It was midday a couple of months ago in Pretoria as we gathered for the first time as a team. We sat in groups of three and silently observed a YouTube video on our laptops. We had one task: verify if the video showing an airstrike in Syria was authentic. We came to the conclusion that the video was authentic and had not been manipulated. However, there was a complication: the locals in the video had claimed that they recorded and uploaded the video the same day the strike took place. But the time stamp on YouTube showed a different date. Continue reading In Digital Research, Things aren’t always what they seem

Embarking on the path of verification

Here at the Citizen Evidence Lab we’re pleased to announce the launch of Amnesty International’s Digital Verification Corps.  This initiative is being launched with Human Rights Centers at three universities. The University of California, Berkeley in the USA; the University of Essex in the UK and the University of Pretoria in South Africa.  The goal is for this to become a wider initiative to train future human rights investigators in the techniques and skills required to verify content that depicts potential human rights abuses found on open social media platforms. With more and more people around the world connected by mobile technology, this is a resource that human rights researchers just cannot ignore – and that includes the researchers at Amnesty International. Continue reading Embarking on the path of verification

New Data and the Importance of Collaboration

New data streams have revolutionized every industry.  It’s no different for human rights.  No different, also, is learning to understand how these work to leverage them for the greater good.  That’s what Amnesty’s Alt-Click project is about.  How do we take the great opportunities out there – micro tasking, social media streams, large databases – and use them to help achieve the mission of Amnesty International.

One of the ways we’re doing that at the Citizen Evidence Lab is by setting up our Digital Verification Corps.  It’s a big challenge – we’ll be working with Amnesty volunteers to find content in social media streams and to verify videos and photographs to help Amnesty researchers monitor and report on human rights violations.  Thinking about all of this while listening to other organizations share their own experiences of different data streams was so important  That’s why we’ll also be using this platform – www.citizenevidence.org – to share our experiences as we build the Digital Verification Corps over the next few months.  We’ll write about our successes, our failures, content we have been able to verify, content we’ve debunked in the hope that this can help other organizations with their own challenges around how to use social media data streams.   Continue reading New Data and the Importance of Collaboration

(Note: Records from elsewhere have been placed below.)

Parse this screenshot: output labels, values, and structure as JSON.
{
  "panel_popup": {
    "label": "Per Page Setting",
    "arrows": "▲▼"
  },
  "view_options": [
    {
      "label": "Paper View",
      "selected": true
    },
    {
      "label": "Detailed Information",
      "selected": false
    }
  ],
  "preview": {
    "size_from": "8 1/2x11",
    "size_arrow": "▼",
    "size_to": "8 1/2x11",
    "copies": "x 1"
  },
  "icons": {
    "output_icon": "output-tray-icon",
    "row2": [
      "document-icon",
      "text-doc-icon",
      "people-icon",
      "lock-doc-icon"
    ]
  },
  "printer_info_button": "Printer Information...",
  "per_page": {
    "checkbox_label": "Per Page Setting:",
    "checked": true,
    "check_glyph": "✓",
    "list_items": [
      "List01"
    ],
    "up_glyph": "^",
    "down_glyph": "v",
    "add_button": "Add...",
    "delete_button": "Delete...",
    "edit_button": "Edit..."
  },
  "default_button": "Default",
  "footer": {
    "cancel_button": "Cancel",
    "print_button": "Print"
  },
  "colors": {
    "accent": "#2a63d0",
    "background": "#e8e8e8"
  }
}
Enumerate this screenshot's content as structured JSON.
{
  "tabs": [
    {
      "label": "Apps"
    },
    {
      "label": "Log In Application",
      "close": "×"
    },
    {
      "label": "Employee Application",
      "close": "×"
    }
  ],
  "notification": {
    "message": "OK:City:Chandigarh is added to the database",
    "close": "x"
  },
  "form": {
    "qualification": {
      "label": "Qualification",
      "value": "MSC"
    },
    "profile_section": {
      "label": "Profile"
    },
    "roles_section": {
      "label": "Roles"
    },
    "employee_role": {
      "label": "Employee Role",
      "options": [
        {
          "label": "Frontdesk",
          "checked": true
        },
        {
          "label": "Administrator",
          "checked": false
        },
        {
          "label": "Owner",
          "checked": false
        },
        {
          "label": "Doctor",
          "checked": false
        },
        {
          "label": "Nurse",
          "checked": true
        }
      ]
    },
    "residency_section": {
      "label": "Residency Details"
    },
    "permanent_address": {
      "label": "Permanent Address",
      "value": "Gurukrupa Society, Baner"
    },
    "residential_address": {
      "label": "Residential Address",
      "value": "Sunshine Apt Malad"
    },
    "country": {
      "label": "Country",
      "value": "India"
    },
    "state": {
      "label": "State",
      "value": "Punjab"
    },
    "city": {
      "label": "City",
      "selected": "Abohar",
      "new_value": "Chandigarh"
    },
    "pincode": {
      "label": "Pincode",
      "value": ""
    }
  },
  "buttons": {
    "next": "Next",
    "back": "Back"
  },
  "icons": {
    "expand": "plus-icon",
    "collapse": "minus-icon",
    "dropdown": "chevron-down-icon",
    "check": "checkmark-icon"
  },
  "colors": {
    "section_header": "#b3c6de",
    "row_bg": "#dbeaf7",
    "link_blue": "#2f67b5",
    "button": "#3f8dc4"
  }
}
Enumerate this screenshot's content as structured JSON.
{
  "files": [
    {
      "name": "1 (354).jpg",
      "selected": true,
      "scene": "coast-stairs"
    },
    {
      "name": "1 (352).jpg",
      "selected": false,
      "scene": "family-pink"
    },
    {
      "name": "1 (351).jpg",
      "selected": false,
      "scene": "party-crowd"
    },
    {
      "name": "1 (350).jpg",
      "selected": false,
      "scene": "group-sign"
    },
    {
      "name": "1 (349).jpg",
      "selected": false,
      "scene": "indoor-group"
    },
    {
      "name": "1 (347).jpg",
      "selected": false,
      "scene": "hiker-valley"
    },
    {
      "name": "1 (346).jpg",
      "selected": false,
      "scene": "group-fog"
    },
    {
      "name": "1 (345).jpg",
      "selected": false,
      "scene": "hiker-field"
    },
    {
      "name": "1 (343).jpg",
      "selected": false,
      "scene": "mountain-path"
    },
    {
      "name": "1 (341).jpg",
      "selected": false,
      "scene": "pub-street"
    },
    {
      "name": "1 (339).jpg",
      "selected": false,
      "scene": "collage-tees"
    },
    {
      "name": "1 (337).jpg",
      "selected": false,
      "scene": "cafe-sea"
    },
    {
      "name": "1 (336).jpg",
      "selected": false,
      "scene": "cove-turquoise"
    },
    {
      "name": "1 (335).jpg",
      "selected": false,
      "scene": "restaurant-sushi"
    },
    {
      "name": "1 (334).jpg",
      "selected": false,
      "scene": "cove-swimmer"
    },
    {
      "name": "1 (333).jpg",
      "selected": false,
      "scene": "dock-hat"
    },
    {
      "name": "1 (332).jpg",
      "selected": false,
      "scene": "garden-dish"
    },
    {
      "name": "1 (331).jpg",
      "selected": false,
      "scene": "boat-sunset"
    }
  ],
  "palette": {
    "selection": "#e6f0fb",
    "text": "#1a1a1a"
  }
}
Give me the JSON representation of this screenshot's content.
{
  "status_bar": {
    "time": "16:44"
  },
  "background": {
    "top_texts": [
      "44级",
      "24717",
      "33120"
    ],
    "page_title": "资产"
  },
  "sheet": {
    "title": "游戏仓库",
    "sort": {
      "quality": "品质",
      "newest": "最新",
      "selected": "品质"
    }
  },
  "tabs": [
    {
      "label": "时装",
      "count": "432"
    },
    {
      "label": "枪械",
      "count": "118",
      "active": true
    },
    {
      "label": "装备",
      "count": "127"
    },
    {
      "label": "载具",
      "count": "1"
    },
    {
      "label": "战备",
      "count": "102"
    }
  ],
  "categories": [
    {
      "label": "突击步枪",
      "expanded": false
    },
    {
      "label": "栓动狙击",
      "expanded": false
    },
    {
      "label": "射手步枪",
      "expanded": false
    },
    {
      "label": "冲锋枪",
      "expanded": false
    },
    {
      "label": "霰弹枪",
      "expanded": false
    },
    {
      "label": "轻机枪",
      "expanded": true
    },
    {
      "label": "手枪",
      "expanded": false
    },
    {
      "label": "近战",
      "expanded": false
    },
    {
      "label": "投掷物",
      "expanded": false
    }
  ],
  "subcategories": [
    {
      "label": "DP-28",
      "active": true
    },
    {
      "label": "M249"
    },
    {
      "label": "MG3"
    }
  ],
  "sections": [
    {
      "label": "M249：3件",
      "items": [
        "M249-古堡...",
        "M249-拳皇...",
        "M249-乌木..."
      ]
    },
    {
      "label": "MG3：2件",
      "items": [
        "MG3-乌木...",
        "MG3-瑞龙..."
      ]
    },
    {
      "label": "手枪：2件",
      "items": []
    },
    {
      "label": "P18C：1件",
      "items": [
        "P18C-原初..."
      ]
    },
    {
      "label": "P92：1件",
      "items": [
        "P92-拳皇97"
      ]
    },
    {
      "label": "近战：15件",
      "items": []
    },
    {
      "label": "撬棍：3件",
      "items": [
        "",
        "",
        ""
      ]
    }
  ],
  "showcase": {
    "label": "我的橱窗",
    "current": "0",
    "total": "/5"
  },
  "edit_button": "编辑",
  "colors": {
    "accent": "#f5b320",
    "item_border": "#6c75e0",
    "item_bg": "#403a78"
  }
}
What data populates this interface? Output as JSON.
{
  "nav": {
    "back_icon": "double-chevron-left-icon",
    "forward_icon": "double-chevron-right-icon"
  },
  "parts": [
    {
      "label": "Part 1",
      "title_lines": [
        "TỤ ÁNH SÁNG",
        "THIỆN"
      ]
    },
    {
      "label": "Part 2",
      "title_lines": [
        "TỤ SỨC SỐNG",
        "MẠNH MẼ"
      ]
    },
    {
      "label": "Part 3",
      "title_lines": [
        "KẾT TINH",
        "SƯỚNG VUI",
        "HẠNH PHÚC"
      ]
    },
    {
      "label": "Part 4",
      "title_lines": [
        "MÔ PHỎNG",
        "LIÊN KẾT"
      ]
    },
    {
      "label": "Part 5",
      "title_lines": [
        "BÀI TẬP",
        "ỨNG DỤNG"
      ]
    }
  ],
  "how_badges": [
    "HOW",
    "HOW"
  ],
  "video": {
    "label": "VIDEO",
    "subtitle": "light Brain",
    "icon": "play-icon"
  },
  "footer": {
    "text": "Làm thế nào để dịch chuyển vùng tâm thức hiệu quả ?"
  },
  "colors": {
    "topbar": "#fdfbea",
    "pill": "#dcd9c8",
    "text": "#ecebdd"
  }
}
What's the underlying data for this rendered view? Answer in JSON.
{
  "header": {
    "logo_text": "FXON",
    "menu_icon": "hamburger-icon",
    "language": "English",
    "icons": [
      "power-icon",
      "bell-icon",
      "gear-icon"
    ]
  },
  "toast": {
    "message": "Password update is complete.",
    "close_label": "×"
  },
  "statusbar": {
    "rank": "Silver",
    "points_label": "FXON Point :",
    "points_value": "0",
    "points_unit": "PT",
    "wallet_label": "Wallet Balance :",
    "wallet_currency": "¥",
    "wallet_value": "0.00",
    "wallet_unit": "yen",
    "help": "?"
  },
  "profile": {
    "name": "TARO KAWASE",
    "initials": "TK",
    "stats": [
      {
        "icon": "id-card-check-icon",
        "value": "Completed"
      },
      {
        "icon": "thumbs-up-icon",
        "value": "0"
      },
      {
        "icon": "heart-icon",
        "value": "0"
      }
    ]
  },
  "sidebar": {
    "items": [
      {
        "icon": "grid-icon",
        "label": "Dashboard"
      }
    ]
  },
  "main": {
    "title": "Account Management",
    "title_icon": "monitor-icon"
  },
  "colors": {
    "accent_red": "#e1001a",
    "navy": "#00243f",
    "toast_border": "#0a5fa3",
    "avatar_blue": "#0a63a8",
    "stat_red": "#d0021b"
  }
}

Job: Verification Corps Community Manager

Open source research and verification is becoming an increasingly important aspect of research, including for human rights groups. At Amnesty International, we have always relied on the amazing work of volunteers, something that will only expand in the digital age. Over the last couple of years, we had a small group of volunteers to help us with verification of social media content. Now we want to take this project to the next level and are hiring a part-time consultant to build up and manage this community. If you have experience with building active and resilient (online) networks and communities, and have an interest in digital verification work, this job is for you.

The Citizen Evidence Lab Verification Corps is a volunteer network of students, young professionals and other supporters that assist in the discovery and verification of open source content. The aim of the project is to support Amnesty International’s research function by creating a network of volunteers who can triage and validate images and videos of potential human rights abuses.

Download full consultancy description (pdf)